YOUR BUSINESS AUTHORITY
Before Ann Marie Baker does most anything, she listens.
It’s a trait that has run through her nearly 40-year career at UMB Bank.
“I take an intentional approach and focus on the client by truly listening and learning from them, which is the foundation for building healthy and sustainable relationships,” Baker says.
She notes this approach has allowed for an intimate understanding of clients’ operations, goals, challenges and dreams, and it’s led to creative and collaborative working relationships. Baker’s expertise as executive vice president at UMB Bank includes providing comprehensive solutions in lending, deposits, treasury management and technology to businesses, institutions and nonprofit organizations.
“I recall countless examples of helping clients make life-changing decisions affecting their companies, their employees and their communities,” she says.
“What a pleasure it is … to know clients who have literally changed the local skyline, manufactured products that have improved our world, brought jobs and families to our region, and impacted the face of our communities. When I know that I played a role in making that happen through my counsel, my service or my advocacy, I share in the joy and pride of their success.”
The decision to become a banker was influenced by her mother’s career in banking and solidified by a love for math, Baker says. She had considered going to medical school or becoming a professional musician but says once she started her career, she never looked back.
“My role allows me to work with such a variety of clients and live vicariously through my clients. They’re in all these different industries, different niche markets. I enjoy that variety,” she says.
Baker began her career in consumer lending fresh out of college.
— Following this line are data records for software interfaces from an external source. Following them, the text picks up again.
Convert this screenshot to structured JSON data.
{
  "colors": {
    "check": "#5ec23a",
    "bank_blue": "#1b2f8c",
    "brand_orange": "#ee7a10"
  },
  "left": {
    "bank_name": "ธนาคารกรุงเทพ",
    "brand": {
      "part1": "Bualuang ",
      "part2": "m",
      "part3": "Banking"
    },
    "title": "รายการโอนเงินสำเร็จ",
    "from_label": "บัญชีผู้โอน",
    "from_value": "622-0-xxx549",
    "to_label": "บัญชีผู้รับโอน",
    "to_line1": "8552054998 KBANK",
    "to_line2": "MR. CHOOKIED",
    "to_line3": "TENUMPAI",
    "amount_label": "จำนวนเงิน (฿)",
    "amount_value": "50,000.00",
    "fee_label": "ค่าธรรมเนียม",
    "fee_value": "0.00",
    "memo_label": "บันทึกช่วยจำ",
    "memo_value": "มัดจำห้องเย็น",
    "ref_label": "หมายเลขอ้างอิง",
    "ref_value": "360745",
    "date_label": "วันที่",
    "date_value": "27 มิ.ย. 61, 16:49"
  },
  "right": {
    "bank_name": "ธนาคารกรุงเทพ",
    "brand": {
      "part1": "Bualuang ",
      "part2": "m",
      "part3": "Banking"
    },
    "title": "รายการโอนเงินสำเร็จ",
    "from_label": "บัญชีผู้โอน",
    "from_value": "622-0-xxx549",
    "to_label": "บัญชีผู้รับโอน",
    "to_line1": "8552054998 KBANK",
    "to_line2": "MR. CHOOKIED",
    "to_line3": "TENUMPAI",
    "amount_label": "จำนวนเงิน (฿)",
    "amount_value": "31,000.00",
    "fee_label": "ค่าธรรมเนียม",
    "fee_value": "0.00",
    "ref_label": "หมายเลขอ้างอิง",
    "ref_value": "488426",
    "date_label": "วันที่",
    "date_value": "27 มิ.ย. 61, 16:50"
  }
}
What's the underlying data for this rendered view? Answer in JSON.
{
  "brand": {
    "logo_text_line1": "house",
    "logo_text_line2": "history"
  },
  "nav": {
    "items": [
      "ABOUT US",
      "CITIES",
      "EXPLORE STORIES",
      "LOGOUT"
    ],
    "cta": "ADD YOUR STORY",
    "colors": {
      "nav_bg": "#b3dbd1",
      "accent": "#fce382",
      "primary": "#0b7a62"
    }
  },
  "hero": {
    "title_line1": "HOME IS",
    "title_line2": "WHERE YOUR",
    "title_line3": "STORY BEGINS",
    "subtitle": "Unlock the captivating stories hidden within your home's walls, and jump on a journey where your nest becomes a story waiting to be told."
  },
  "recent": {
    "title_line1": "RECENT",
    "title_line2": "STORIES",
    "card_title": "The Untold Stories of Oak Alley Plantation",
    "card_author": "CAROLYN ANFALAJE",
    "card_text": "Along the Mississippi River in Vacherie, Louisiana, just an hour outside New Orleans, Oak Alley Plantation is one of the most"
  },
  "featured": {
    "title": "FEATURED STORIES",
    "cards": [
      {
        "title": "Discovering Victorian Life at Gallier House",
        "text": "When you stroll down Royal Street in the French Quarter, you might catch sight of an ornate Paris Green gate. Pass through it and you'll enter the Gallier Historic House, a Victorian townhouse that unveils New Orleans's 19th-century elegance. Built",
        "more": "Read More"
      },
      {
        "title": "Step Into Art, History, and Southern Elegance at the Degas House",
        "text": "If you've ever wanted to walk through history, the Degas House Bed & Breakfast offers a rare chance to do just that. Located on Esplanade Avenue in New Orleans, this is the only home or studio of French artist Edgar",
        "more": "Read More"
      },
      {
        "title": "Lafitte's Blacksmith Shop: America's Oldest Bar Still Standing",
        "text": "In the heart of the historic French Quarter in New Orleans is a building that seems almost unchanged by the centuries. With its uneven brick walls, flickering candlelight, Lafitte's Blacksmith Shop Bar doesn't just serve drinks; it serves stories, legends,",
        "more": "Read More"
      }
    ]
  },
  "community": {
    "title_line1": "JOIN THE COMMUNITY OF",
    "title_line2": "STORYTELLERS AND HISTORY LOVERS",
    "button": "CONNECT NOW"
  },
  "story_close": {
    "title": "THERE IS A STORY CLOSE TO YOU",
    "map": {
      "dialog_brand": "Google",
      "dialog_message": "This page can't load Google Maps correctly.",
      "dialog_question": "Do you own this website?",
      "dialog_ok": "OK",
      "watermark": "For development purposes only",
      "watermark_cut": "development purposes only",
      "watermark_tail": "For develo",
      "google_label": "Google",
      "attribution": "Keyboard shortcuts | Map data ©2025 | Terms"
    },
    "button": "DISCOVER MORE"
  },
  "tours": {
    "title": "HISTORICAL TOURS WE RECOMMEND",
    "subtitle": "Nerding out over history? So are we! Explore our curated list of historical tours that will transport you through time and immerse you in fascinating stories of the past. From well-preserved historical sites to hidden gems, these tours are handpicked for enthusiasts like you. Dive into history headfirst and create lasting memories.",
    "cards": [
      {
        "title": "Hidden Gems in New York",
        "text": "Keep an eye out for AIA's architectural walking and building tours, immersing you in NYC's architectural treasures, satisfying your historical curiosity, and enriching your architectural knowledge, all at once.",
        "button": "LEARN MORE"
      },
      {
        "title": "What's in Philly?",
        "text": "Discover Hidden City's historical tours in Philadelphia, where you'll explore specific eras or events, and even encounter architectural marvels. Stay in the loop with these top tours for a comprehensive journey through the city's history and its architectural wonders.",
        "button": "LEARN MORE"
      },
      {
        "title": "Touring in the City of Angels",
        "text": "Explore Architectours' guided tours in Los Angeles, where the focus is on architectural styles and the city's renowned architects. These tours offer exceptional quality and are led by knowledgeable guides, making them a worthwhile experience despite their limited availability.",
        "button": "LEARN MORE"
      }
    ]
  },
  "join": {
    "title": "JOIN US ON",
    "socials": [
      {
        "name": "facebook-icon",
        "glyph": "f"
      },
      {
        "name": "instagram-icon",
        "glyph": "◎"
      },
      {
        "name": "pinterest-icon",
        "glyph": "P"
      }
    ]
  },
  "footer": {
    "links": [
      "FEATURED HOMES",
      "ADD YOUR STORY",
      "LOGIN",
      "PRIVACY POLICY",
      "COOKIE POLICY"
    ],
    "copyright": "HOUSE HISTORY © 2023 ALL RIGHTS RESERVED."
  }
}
She earned a bachelor’s degree in business administration with an emphasis in finance from the University of Missouri-Columbia. She went on to hold numerous leadership roles within the bank. In 2001, she was named southwest Missouri region president, and her territory was expanded as she became president of the greater Missouri region.
After decades in the industry, Baker continues to set the bar. She recently received UMB’s Top Producer Award recognizing new business production that exceeded all peers across the Kansas City-based bank’s footprint. She also was the recipient of the first UMB Leadership Award in 2006. And she’s given to the industry on a national level, serving as president, board member and faculty member for the American Institute of Banking.
But she says it’s the work outside of the bank walls that she considers the highlight of her career.
Baker is known in the Springfield community for her volunteer leadership. She served six years on the Board of Public Utilities, five years on the Springfield Area Chamber of Commerce board and two terms on the board for the Springfield Business Development Corp. On each board, she has functioned as board chair. She currently is a member of the Mercy Children’s Hospital board, a sustaining member of the Junior League of Springfield board, and an endowment chair and council member at Trinity Lutheran Church.
As in her professional career, she’s appreciated the diversity in her volunteer positions, citing her support of causes such as economic development, children’s health, affordable energy and mentoring.
“My volunteer career has spanned almost four decades and has included everything from leading a chamber delegation to Tlaquepaque, Mexico, to formally dedicate Plaza de Springfield as part of our Sister Cities relationship to painting walls at the Family Violence Center and power-washing outdoor furniture at the Vision Rehabilitation Center of the Ozarks,” she says.
Baker says the work in her industry and the community each informs the other and makes her a stronger leader.
“My professional experience has made me a more effective community leader, and my volunteer work has shaped me into a more passionate and informed banking adviser,” she says. “It’s important that business leaders in the community engage in positive ways that allow them to do more together than they could alone.”
In 2015, her efforts were recognized statewide as she was a recipient of the Missourian Award, which she describes as a pinnacle in her career. And just this year, the Junior League of Springfield awarded Baker with a Lifetime Achievement Award.
While Baker says her career has been marked by developing a listening ear, avid volunteer Morey Mechlin says the community has learned that when Baker speaks, it’s time to listen.
Mechlin serves on the UMB Advisory Board, where she says Baker has earned the respect of everyone at the table.
“She leads with intelligence and always delivers as promised,” she says of Baker’s work at UMB. “Her focus is always on helping them achieve their goals, and she does this by building healthy and sustainable relationships. She listens, learns and assesses their needs. She treats everyone, from the largest manufacturing client to the newest teller, with respect and dignity.”
Baker says she hopes to instill that love of giving back to the community to the people she mentors. Formally and informally, she says she has mentored a number of people at the bank and in the community. She recently helped the Springfield chamber launch a mentorship program.
“I hope that my choices over my career have illustrated my desire to give back, and I don’t think that will ever change. I hope to continue giving back through volunteer service, whatever those opportunities look like, because I love it, I’m energized by it and I recommend it for everyone else to consider,” she says.
Retirement, she says, simply doesn’t sound appealing.
Urban Studios LLC, a natural light photography studio and pop-up event space, opened; the Missouri State University Foundation became the new owner of event venue The Old Glass Place; and Polk County’s dining scene expanded with the opening of Flat Creek.